Smart Voting: Great Ideas

Always check local campaign rules before deciding on any plan of action. Every state operates under different election laws.

  • Create a voter information area in your public, school or college/ university library and publicize its availability to the community. Your display might include books, videos, CD-ROMs, flyers, issue guides and resource lists, citizen-group literature, voter registration deadlines and nonpartisan information on candidates. If your library 's policy permits, provide candidate statements and arguments on ballots. Provide ballots and voter guides, partnering with organizations such as the League of Women Voters.
  • Create a voter information area on your library 's Web site. Include links to useful election-related Web sites and publish a user guide pointing out resources relevant to local electoral issues. Be sure to include links for students. Bookmark Web sites of candidates important to your community and publish a list of these sites.
  • Send out a press release about all the useful election information available at your library. Sponsor a debate or forum between a community group leader working on an issue relevant to local or national elections and a leader supporting opposing policies (e.g., a healthcare reform advocate and an insurance company spokesperson). Publicize the event through newsletters, campus newspapers, flyers, local media and your library's Web site.

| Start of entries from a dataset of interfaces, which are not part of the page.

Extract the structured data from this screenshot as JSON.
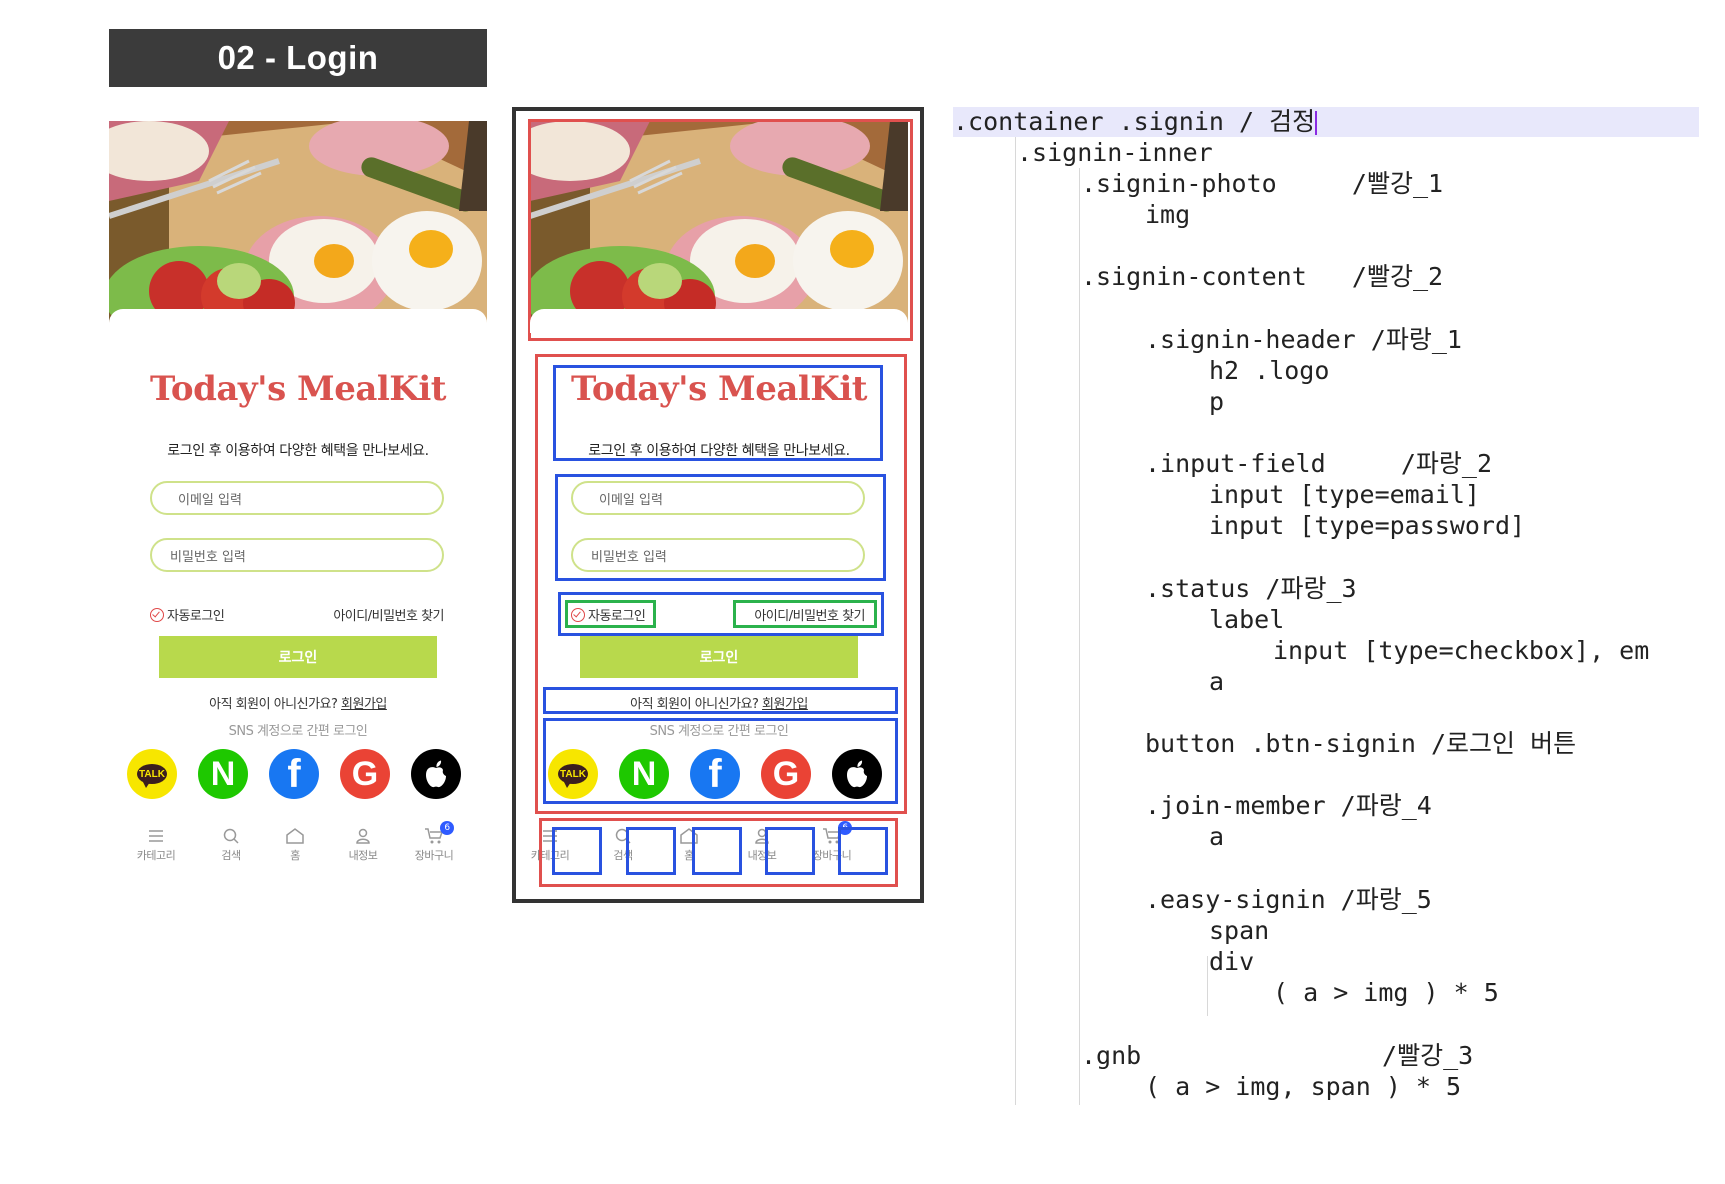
{
  "banner": {
    "title": "02 - Login"
  },
  "login": {
    "logo": "Today's MealKit",
    "subtitle": "로그인 후 이용하여 다양한 혜택을 만나보세요.",
    "email_placeholder": "이메일 입력",
    "password_placeholder": "비밀번호 입력",
    "auto_login": "자동로그인",
    "find_account": "아이디/비밀번호 찾기",
    "signin_button": "로그인",
    "join_prefix": "아직 회원이 아니신가요? ",
    "join_link": "회원가입",
    "easy_signin": "SNS 계정으로 간편 로그인",
    "sns": [
      {
        "name": "kakao",
        "label": "TALK"
      },
      {
        "name": "naver",
        "label": "N"
      },
      {
        "name": "facebook",
        "label": "f"
      },
      {
        "name": "google",
        "label": "G"
      },
      {
        "name": "apple",
        "label": ""
      }
    ],
    "gnb": [
      {
        "name": "category",
        "label": "카테고리",
        "icon": "menu-icon"
      },
      {
        "name": "search",
        "label": "검색",
        "icon": "search-icon"
      },
      {
        "name": "home",
        "label": "홈",
        "icon": "home-icon"
      },
      {
        "name": "my-info",
        "label": "내정보",
        "icon": "user-icon"
      },
      {
        "name": "cart",
        "label": "장바구니",
        "icon": "cart-icon",
        "badge": "6"
      }
    ]
  },
  "code": {
    "lines": [
      ".container .signin / 검정",
      ".signin-inner",
      ".signin-photo     /빨강_1",
      "img",
      ".signin-content   /빨강_2",
      ".signin-header /파랑_1",
      "h2 .logo",
      "p",
      ".input-field     /파랑_2",
      "input [type=email]",
      "input [type=password]",
      ".status /파랑_3",
      "label",
      "input [type=checkbox], em",
      "a",
      "button .btn-signin /로그인 버튼",
      ".join-member /파랑_4",
      "a",
      ".easy-signin /파랑_5",
      "span",
      "div",
      "( a > img ) * 5",
      ".gnb                /빨강_3",
      "( a > img, span ) * 5"
    ]
  }
}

  • Host a candidates' debate on key library issues at an upcoming library-related conference or other public meeting.Invite a teacher, professor or other authority to give a talk about voting, the election process or other related issues. Follow with a question-and-answer session.
  • Host an event for your community to watch a campaign debate on TV and follow with a discussion of the issues addressed.

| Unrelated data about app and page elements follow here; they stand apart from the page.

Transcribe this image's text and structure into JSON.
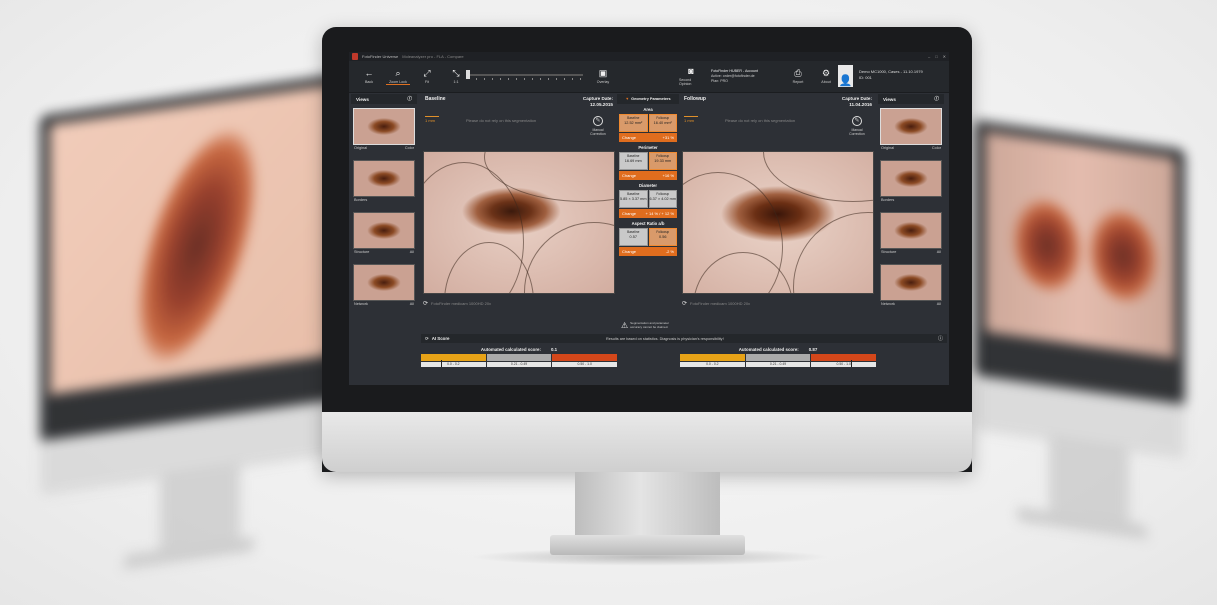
{
  "titlebar": {
    "app": "FotoFinder Universe",
    "module": "Moleanalyzer pro - FLA - Compare"
  },
  "toolbar": {
    "back": "Back",
    "zoom": "Zoom Lock",
    "fit": "Fit",
    "one_to_one": "1:1",
    "overlay": "Overlay",
    "second_opinion": "Second Opinion",
    "report": "Report",
    "about": "About"
  },
  "account": {
    "line1": "FotoFinder HUBER - Account",
    "line2": "Active: order@fotofinder.de",
    "line3": "Plan: PRO"
  },
  "patient": {
    "name": "Demo MC1000, Cases - 11.10.1979",
    "id": "ID: 001"
  },
  "views": {
    "title": "Views",
    "items": [
      {
        "label": "Original",
        "mode": "Color"
      },
      {
        "label": "Borders",
        "mode": ""
      },
      {
        "label": "Structure",
        "mode": "All"
      },
      {
        "label": "Network",
        "mode": "All"
      }
    ]
  },
  "baseline": {
    "title": "Baseline",
    "capture_label": "Capture Date:",
    "capture_date": "12.05.2015",
    "scale": "1 mm",
    "warning": "Please do not rely on this segmentation",
    "manual": "Manual Correction",
    "device": "FotoFinder medicam 1000HD 20x"
  },
  "followup": {
    "title": "Followup",
    "capture_label": "Capture Date:",
    "capture_date": "11.04.2016",
    "scale": "1 mm",
    "warning": "Please do not rely on this segmentation",
    "manual": "Manual Correction",
    "device": "FotoFinder medicam 1000HD 20x"
  },
  "geometry": {
    "title": "Geometry Parameters",
    "metrics": [
      {
        "name": "Area",
        "base_label": "Baseline",
        "base_value": "12.52 mm²",
        "follow_label": "Followup",
        "follow_value": "16.40 mm²",
        "change_label": "Change",
        "change": "+31 %"
      },
      {
        "name": "Perimeter",
        "base_label": "Baseline",
        "base_value": "16.69 mm",
        "follow_label": "Followup",
        "follow_value": "19.33 mm",
        "change_label": "Change",
        "change": "+16 %"
      },
      {
        "name": "Diameter",
        "base_label": "Baseline",
        "base_value": "5.85 × 3.37 mm",
        "follow_label": "Followup",
        "follow_value": "6.37 × 4.02 mm",
        "change_label": "Change",
        "change": "+ 14 % / + 12 %"
      },
      {
        "name": "Aspect Ratio a/b",
        "base_label": "Baseline",
        "base_value": "0.57",
        "follow_label": "Followup",
        "follow_value": "0.56",
        "change_label": "Change",
        "change": "-2 %"
      }
    ],
    "note": "Segmentation and parameter accuracy cannot be claimed."
  },
  "ai": {
    "title": "AI Score",
    "note": "Results are based on statistics. Diagnosis is physician's responsibility!",
    "baseline": {
      "label": "Automated calculated score:",
      "score": "0.1",
      "score_fraction": 0.1
    },
    "followup": {
      "label": "Automated calculated score:",
      "score": "0.87",
      "score_fraction": 0.87
    },
    "ranges": [
      "0.0 - 0.2",
      "0.21 - 0.49",
      "0.50 - 1.0"
    ]
  }
}
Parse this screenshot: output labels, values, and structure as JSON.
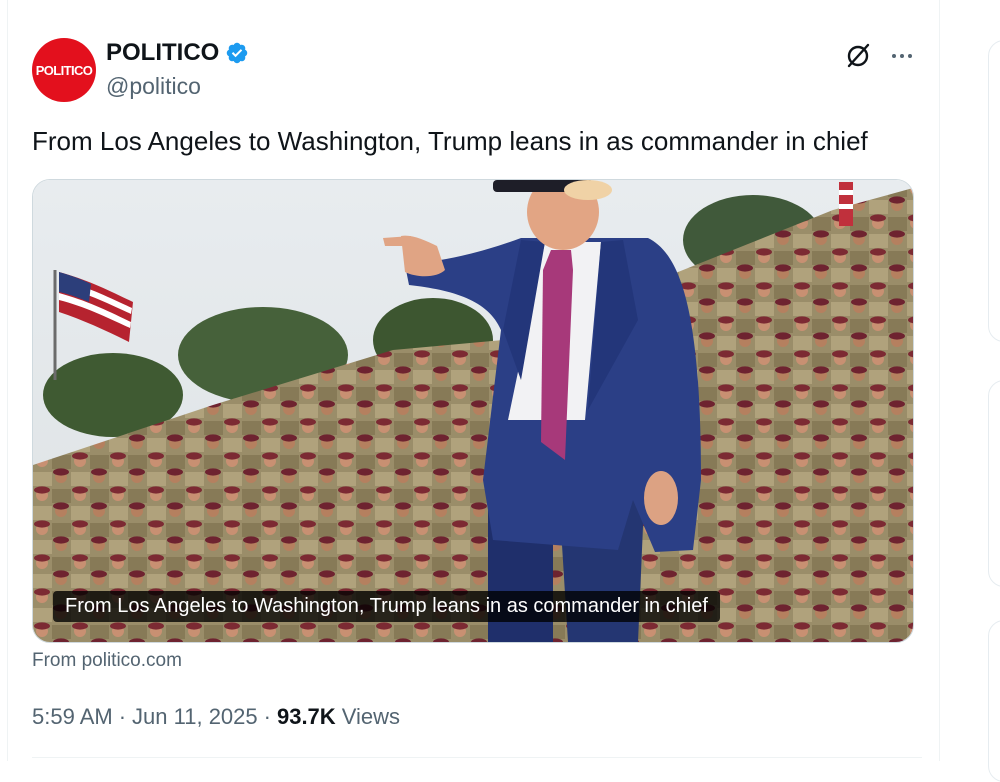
{
  "author": {
    "avatar_text": "POLITICO",
    "display_name": "POLITICO",
    "handle": "@politico",
    "verified": true
  },
  "icons": {
    "verified": "verified-badge-icon",
    "grok": "grok-icon",
    "more": "more-options-icon"
  },
  "tweet": {
    "text": "From Los Angeles to Washington, Trump leans in as commander in chief"
  },
  "card": {
    "caption": "From Los Angeles to Washington, Trump leans in as commander in chief",
    "source": "From politico.com"
  },
  "meta": {
    "time": "5:59 AM",
    "date": "Jun 11, 2025",
    "views_count": "93.7K",
    "views_label": "Views"
  },
  "colors": {
    "brand_red": "#e3101d",
    "verified_blue": "#1d9bf0",
    "muted_text": "#536471",
    "primary_text": "#0f1419",
    "suit_navy": "#2b3f86",
    "beret_maroon": "#7c2a33",
    "uniform_tan": "#a89a74"
  }
}
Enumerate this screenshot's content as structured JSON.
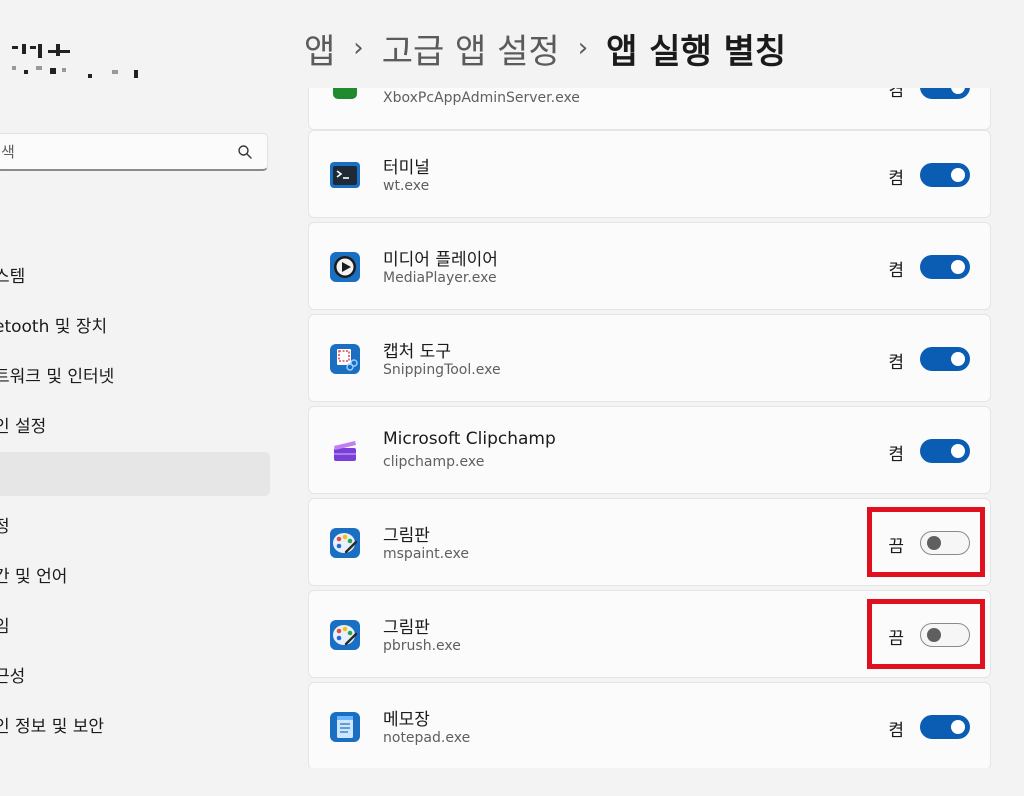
{
  "sidebar": {
    "search": {
      "placeholder": "색"
    },
    "items": [
      {
        "label": "스템"
      },
      {
        "label": "etooth 및 장치"
      },
      {
        "label": "트워크 및 인터넷"
      },
      {
        "label": "인 설정"
      },
      {
        "label": "",
        "selected": true
      },
      {
        "label": "정"
      },
      {
        "label": "간 및 언어"
      },
      {
        "label": "임"
      },
      {
        "label": "근성"
      },
      {
        "label": "인 정보 및 보안"
      }
    ]
  },
  "header": {
    "breadcrumb": [
      "앱",
      "고급 앱 설정",
      "앱 실행 별칭"
    ],
    "separator": "›"
  },
  "apps": [
    {
      "name": "",
      "exe": "XboxPcAppAdminServer.exe",
      "state": "켬",
      "on": true,
      "icon": "xbox-icon"
    },
    {
      "name": "터미널",
      "exe": "wt.exe",
      "state": "켬",
      "on": true,
      "icon": "terminal-icon"
    },
    {
      "name": "미디어 플레이어",
      "exe": "MediaPlayer.exe",
      "state": "켬",
      "on": true,
      "icon": "media-player-icon"
    },
    {
      "name": "캡처 도구",
      "exe": "SnippingTool.exe",
      "state": "켬",
      "on": true,
      "icon": "snipping-tool-icon"
    },
    {
      "name": "Microsoft Clipchamp",
      "exe": "clipchamp.exe",
      "state": "켬",
      "on": true,
      "icon": "clipchamp-icon"
    },
    {
      "name": "그림판",
      "exe": "mspaint.exe",
      "state": "끔",
      "on": false,
      "icon": "paint-icon"
    },
    {
      "name": "그림판",
      "exe": "pbrush.exe",
      "state": "끔",
      "on": false,
      "icon": "paint-icon"
    },
    {
      "name": "메모장",
      "exe": "notepad.exe",
      "state": "켬",
      "on": true,
      "icon": "notepad-icon"
    }
  ],
  "colors": {
    "accent": "#0b5cb3",
    "highlight": "#e0101e"
  }
}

  • Highlight materials that describe the duties of elected officials, the wording of ballot measures and contact information for candidates and ballot-issue committees.
  • Host an event for your community to watch a campaign debate on TV and follow with a discussion of the issues addressed.

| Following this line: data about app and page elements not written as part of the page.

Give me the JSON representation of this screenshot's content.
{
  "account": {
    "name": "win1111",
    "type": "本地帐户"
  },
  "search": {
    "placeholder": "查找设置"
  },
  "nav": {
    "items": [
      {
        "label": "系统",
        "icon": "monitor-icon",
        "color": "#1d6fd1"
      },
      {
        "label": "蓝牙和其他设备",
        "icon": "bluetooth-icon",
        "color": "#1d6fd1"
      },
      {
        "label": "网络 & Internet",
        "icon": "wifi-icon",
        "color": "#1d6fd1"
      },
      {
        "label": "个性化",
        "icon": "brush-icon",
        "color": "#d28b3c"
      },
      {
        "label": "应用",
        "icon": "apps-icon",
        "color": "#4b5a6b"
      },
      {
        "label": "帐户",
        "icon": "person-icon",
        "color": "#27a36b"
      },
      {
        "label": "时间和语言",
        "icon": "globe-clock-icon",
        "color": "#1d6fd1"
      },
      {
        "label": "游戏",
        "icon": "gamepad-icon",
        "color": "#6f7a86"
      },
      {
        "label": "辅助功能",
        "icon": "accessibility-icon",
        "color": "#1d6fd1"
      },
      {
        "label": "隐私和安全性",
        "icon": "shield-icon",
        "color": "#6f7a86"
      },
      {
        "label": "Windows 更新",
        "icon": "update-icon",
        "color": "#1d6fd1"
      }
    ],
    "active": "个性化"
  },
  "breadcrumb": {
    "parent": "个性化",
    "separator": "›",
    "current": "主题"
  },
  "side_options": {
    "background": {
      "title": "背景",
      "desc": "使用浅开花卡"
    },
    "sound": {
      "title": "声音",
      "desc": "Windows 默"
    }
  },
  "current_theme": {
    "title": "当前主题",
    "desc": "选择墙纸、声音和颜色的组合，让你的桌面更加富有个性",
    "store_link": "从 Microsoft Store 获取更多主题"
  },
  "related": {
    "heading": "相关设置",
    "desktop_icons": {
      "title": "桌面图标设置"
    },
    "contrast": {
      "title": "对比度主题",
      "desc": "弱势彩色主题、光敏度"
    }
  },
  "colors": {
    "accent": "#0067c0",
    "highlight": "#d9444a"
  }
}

  • Highlight materials that describe the duties of elected officials, the wording of ballot measures and contact information for candidates and ballot-issue committees.
  • Maintain a community bulletin board on your computer system where people can discuss issues. Make sure there is an actual bulletin board that points people to the computer page.
  • Write a letter to the editor or opinion column for your campus, community or school newspaper about how important libraries are to a functioning democracy. Emphasize that libraries provide a forum for the public to exercise its right to know.
  • Offer interviews to community or campus radio and TV stations about the importance of having access to government and other information about social and political issues and the library 's role in making and keeping this information accessible.
  • Sponsor forums on local and national issues with local leaders of community organizations.
  • Contact publishers to get authors of books on the 2000 election to speak at your library. Invite a candidate or community group leader opposed to the book 's arguments to debate the author.
  • Host a movie night in your college or university library, showing a film about American politics, followed by a discussion. Invite a professor to moderate the discussion.
  • Build partnerships with organizations promoting voter education such as the League of Women Voters or Project Vote Smart. (See Selected resources.)
  • Sponsor debates of local candidates on local issues, followed by a question-and-answer session. If in a college or academic setting, work with your campus newspaper or the Political Science department to cosponsor a debate geared toward college students. Hold the debate in the college library, in the student union or in a class during its scheduled meeting time.
  • Ask local businesses, YMCA's, schools, museums and other community organizations to help you publicize the library as a site for voter information.
  • Invite college students to help with projects that educate voters.
  • Work with teachers to integrate lessons about voting and elections into the curriculum. Provide information and research about voting, women 's suffrage, the election process or other issues in which students might be interested.
  • Work with teachers to host a mock debate with two students representing two candidates' views. Follow with a mock election.
  • Make your school library a one-stop shop for information about local elections and candidates for teachers and other school professionals. Be sure to highlight issues and positions impacting school libraries. Bookmark related Web sites on the school library 's computers.
  • Make voting and election information available in the school library during Back-to-School nights.
  • Check with your local PTA group to see if you can distribute election information to parents. You may be able to send home flyers with school children or provide literature at PTA meetings.
  • Work with volunteer groups on campus to send email, distribute flyers or stuff student mailboxes with voter registration deadlines and absentee ballot information. Remind students that they can pick up more information at the campus library.

"The library is central to our free society. It is a critical element in the free exchange of information at the heart of our democracy." —Vartan Gregorian